* **WHAT TO DO**
Your response should consist of the full data, set down exactly.

(Items from an interface collection)
--- START ---
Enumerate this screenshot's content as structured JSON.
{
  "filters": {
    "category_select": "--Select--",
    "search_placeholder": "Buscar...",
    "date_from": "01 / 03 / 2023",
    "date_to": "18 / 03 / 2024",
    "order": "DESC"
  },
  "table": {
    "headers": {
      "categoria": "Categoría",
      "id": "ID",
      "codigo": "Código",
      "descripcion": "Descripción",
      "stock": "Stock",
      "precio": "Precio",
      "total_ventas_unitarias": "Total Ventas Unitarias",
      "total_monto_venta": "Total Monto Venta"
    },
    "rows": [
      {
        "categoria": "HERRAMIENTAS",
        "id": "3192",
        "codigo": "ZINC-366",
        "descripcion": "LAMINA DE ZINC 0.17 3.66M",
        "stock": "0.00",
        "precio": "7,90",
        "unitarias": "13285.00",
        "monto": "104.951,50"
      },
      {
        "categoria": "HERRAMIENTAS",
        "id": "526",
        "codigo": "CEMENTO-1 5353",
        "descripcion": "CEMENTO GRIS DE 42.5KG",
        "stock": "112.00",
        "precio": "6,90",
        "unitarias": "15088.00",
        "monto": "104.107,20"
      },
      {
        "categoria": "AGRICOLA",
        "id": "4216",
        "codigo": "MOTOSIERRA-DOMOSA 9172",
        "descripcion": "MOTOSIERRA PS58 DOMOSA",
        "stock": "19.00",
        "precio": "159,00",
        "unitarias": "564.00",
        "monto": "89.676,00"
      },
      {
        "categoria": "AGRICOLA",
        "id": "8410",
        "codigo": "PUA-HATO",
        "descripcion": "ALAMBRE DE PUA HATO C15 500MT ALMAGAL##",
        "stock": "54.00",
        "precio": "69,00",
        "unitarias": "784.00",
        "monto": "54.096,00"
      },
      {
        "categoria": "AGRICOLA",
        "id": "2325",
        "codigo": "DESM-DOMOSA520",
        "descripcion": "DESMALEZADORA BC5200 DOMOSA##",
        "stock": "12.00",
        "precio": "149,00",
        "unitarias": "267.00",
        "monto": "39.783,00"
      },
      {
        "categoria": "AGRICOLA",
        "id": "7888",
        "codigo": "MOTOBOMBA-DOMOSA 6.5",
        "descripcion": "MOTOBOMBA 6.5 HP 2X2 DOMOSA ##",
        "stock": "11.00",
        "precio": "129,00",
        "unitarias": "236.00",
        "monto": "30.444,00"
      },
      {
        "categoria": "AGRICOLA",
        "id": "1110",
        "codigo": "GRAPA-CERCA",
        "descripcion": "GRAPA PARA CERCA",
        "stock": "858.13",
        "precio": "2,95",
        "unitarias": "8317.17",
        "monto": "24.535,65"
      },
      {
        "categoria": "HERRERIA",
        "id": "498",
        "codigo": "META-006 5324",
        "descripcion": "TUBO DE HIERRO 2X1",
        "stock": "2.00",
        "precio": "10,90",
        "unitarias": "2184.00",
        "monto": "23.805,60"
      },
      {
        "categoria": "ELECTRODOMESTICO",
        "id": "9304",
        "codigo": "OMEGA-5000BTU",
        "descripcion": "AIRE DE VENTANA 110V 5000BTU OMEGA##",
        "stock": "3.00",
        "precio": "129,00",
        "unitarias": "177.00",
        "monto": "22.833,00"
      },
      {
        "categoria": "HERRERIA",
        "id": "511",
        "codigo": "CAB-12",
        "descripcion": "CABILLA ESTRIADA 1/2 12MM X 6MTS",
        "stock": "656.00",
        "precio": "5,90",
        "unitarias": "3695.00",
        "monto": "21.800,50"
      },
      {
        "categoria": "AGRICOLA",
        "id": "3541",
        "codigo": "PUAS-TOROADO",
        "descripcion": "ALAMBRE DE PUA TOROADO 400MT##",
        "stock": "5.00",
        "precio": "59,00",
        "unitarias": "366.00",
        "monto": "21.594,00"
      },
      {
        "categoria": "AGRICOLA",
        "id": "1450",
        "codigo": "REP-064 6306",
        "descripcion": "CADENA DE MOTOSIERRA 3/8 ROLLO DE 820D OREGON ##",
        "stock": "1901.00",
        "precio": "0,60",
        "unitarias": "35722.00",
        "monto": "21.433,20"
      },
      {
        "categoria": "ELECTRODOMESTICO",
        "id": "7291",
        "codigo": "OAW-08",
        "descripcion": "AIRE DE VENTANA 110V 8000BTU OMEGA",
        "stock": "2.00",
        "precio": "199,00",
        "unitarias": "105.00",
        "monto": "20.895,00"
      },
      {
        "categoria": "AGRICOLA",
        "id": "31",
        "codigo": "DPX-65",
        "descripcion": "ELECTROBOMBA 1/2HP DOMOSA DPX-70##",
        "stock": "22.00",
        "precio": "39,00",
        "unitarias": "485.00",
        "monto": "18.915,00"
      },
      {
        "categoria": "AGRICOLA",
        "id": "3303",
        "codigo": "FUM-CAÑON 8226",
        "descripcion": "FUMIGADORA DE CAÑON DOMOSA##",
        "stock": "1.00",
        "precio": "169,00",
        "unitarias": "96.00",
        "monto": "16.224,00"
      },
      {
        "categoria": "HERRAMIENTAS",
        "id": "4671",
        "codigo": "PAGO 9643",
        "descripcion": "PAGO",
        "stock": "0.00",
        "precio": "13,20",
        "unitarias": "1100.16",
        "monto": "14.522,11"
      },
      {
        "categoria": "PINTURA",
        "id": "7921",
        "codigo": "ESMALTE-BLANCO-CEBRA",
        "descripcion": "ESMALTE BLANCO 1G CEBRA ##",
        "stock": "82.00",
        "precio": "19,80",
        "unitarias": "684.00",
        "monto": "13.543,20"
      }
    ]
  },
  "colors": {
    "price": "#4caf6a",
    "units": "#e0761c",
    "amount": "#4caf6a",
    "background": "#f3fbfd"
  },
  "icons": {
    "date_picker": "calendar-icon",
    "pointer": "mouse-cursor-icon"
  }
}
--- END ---
* **RESULT OF THE EXERCISE**
Enumerate this screenshot's content as structured JSON.
{
  "filters": {
    "category_select": "--Select--",
    "search_placeholder": "Buscar...",
    "date_from": "01 / 03 / 2023",
    "date_to": "18 / 03 / 2024",
    "order": "DESC"
  },
  "table": {
    "headers": {
      "categoria": "Categoría",
      "id": "ID",
      "codigo": "Código",
      "descripcion": "Descripción",
      "stock": "Stock",
      "precio": "Precio",
      "total_ventas_unitarias": "Total Ventas Unitarias",
      "total_monto_venta": "Total Monto Venta"
    },
    "rows": [
      {
        "categoria": "HERRAMIENTAS",
        "id": "3192",
        "codigo": "ZINC-366",
        "descripcion": "LAMINA DE ZINC 0.17 3.66M",
        "stock": "0.00",
        "precio": "7,90",
        "unitarias": "13285.00",
        "monto": "104.951,50"
      },
      {
        "categoria": "HERRAMIENTAS",
        "id": "526",
        "codigo": "CEMENTO-1 5353",
        "descripcion": "CEMENTO GRIS DE 42.5KG",
        "stock": "112.00",
        "precio": "6,90",
        "unitarias": "15088.00",
        "monto": "104.107,20"
      },
      {
        "categoria": "AGRICOLA",
        "id": "4216",
        "codigo": "MOTOSIERRA-DOMOSA 9172",
        "descripcion": "MOTOSIERRA PS58 DOMOSA",
        "stock": "19.00",
        "precio": "159,00",
        "unitarias": "564.00",
        "monto": "89.676,00"
      },
      {
        "categoria": "AGRICOLA",
        "id": "8410",
        "codigo": "PUA-HATO",
        "descripcion": "ALAMBRE DE PUA HATO C15 500MT ALMAGAL##",
        "stock": "54.00",
        "precio": "69,00",
        "unitarias": "784.00",
        "monto": "54.096,00"
      },
      {
        "categoria": "AGRICOLA",
        "id": "2325",
        "codigo": "DESM-DOMOSA520",
        "descripcion": "DESMALEZADORA BC5200 DOMOSA##",
        "stock": "12.00",
        "precio": "149,00",
        "unitarias": "267.00",
        "monto": "39.783,00"
      },
      {
        "categoria": "AGRICOLA",
        "id": "7888",
        "codigo": "MOTOBOMBA-DOMOSA 6.5",
        "descripcion": "MOTOBOMBA 6.5 HP 2X2 DOMOSA ##",
        "stock": "11.00",
        "precio": "129,00",
        "unitarias": "236.00",
        "monto": "30.444,00"
      },
      {
        "categoria": "AGRICOLA",
        "id": "1110",
        "codigo": "GRAPA-CERCA",
        "descripcion": "GRAPA PARA CERCA",
        "stock": "858.13",
        "precio": "2,95",
        "unitarias": "8317.17",
        "monto": "24.535,65"
      },
      {
        "categoria": "HERRERIA",
        "id": "498",
        "codigo": "META-006 5324",
        "descripcion": "TUBO DE HIERRO 2X1",
        "stock": "2.00",
        "precio": "10,90",
        "unitarias": "2184.00",
        "monto": "23.805,60"
      },
      {
        "categoria": "ELECTRODOMESTICO",
        "id": "9304",
        "codigo": "OMEGA-5000BTU",
        "descripcion": "AIRE DE VENTANA 110V 5000BTU OMEGA##",
        "stock": "3.00",
        "precio": "129,00",
        "unitarias": "177.00",
        "monto": "22.833,00"
      },
      {
        "categoria": "HERRERIA",
        "id": "511",
        "codigo": "CAB-12",
        "descripcion": "CABILLA ESTRIADA 1/2 12MM X 6MTS",
        "stock": "656.00",
        "precio": "5,90",
        "unitarias": "3695.00",
        "monto": "21.800,50"
      },
      {
        "categoria": "AGRICOLA",
        "id": "3541",
        "codigo": "PUAS-TOROADO",
        "descripcion": "ALAMBRE DE PUA TOROADO 400MT##",
        "stock": "5.00",
        "precio": "59,00",
        "unitarias": "366.00",
        "monto": "21.594,00"
      },
      {
        "categoria": "AGRICOLA",
        "id": "1450",
        "codigo": "REP-064 6306",
        "descripcion": "CADENA DE MOTOSIERRA 3/8 ROLLO DE 820D OREGON ##",
        "stock": "1901.00",
        "precio": "0,60",
        "unitarias": "35722.00",
        "monto": "21.433,20"
      },
      {
        "categoria": "ELECTRODOMESTICO",
        "id": "7291",
        "codigo": "OAW-08",
        "descripcion": "AIRE DE VENTANA 110V 8000BTU OMEGA",
        "stock": "2.00",
        "precio": "199,00",
        "unitarias": "105.00",
        "monto": "20.895,00"
      },
      {
        "categoria": "AGRICOLA",
        "id": "31",
        "codigo": "DPX-65",
        "descripcion": "ELECTROBOMBA 1/2HP DOMOSA DPX-70##",
        "stock": "22.00",
        "precio": "39,00",
        "unitarias": "485.00",
        "monto": "18.915,00"
      },
      {
        "categoria": "AGRICOLA",
        "id": "3303",
        "codigo": "FUM-CAÑON 8226",
        "descripcion": "FUMIGADORA DE CAÑON DOMOSA##",
        "stock": "1.00",
        "precio": "169,00",
        "unitarias": "96.00",
        "monto": "16.224,00"
      },
      {
        "categoria": "HERRAMIENTAS",
        "id": "4671",
        "codigo": "PAGO 9643",
        "descripcion": "PAGO",
        "stock": "0.00",
        "precio": "13,20",
        "unitarias": "1100.16",
        "monto": "14.522,11"
      },
      {
        "categoria": "PINTURA",
        "id": "7921",
        "codigo": "ESMALTE-BLANCO-CEBRA",
        "descripcion": "ESMALTE BLANCO 1G CEBRA ##",
        "stock": "82.00",
        "precio": "19,80",
        "unitarias": "684.00",
        "monto": "13.543,20"
      }
    ]
  },
  "colors": {
    "price": "#4caf6a",
    "units": "#e0761c",
    "amount": "#4caf6a",
    "background": "#f3fbfd"
  },
  "icons": {
    "date_picker": "calendar-icon",
    "pointer": "mouse-cursor-icon"
  }
}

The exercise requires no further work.